US President Donald Trump has ordered strict new screening for refugees to keep “radical Islamic terrorists” out of the United States.
On Friday he joined Defence Secretary Jim Mattis for the signing of an executive action to bring sweeping changes to the nation’s refugee policies, potentially also affecting a deal signed by the Australian government with the Obama administration.
“We want to ensure that we are not admitting into our country the very threats our soldiers are fighting overseas,” he said.
“We only want to admit those into our country who will support our country and love deeply our people.”
The order imposes a 90-day ban on all entry to the United States from countries with terrorism concerns.
It’s unclear from the law cited in the directive specifically which countries are affected.
However, a draft of the order earlier this week designated seven predominantly Muslim countries: Iran, Iraq, Libya, Somalia, Sudan, Syria and Yemen.
The order also halts entry to the US by Syrian refugees until the president determines that changes to the refugee assistance program ensure that admitting them won’t compromise national security. Australian Prime Minister Malcolm Turnbull last year signed a deal for the US to accept asylum seekers held on Nauru and Manus Island, some of whom come from Syria, Iraq and Iran.
Turnbull has expressed confidence that the deal will stand.
During the past budget year, the US accepted 84,995 refugees, including 12,587 people from Syria, where a civil war has been raging.
Former president Barack Obama set the refugee limit for this budget year at 110,000, but Trump plans to cut that to 50,000.

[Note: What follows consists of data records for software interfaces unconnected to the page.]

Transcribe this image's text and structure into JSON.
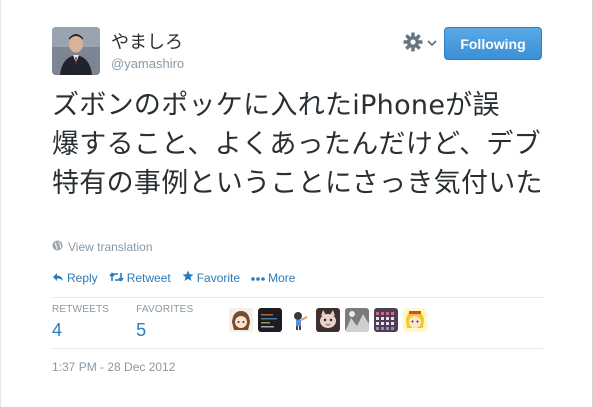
{
  "user": {
    "name": "やましろ",
    "handle": "@yamashiro"
  },
  "follow_button": {
    "label": "Following"
  },
  "tweet": {
    "lines": [
      "ズボンのポッケに入れたiPhoneが誤",
      "爆すること、よくあったんだけど、デブ",
      "特有の事例ということにさっき気付いた"
    ]
  },
  "translate": {
    "label": "View translation"
  },
  "actions": {
    "reply": "Reply",
    "retweet": "Retweet",
    "favorite": "Favorite",
    "more": "More"
  },
  "stats": {
    "retweets_label": "RETWEETS",
    "retweets_value": "4",
    "favorites_label": "FAVORITES",
    "favorites_value": "5"
  },
  "favoriters": [
    {
      "icon": "avatar-anime-girl-icon"
    },
    {
      "icon": "avatar-dark-screen-icon"
    },
    {
      "icon": "avatar-mini-figure-icon"
    },
    {
      "icon": "avatar-cat-icon"
    },
    {
      "icon": "avatar-gray-photo-icon"
    },
    {
      "icon": "avatar-pixel-grid-icon"
    },
    {
      "icon": "avatar-yellow-character-icon"
    }
  ],
  "timestamp": "1:37 PM - 28 Dec 2012",
  "colors": {
    "link": "#2b7bb9",
    "muted": "#8899a6",
    "button": "#4a9de0",
    "text": "#292f33"
  }
}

Trump’s executive order says that while the program is suspended, the US may admit people on a case-by-case basis when “in the national interest” and the government will continue to process refugee requests from people claiming religious persecution, “provided that the religion of the individual is a minority religion in the individual’s country.
“ In an interview with a Christian broadcaster on Friday, Trump said persecuted Christians would be given priority in applying for refugee status. ”We are going to help them,” Trump said.
“They’ve been horribly treated.”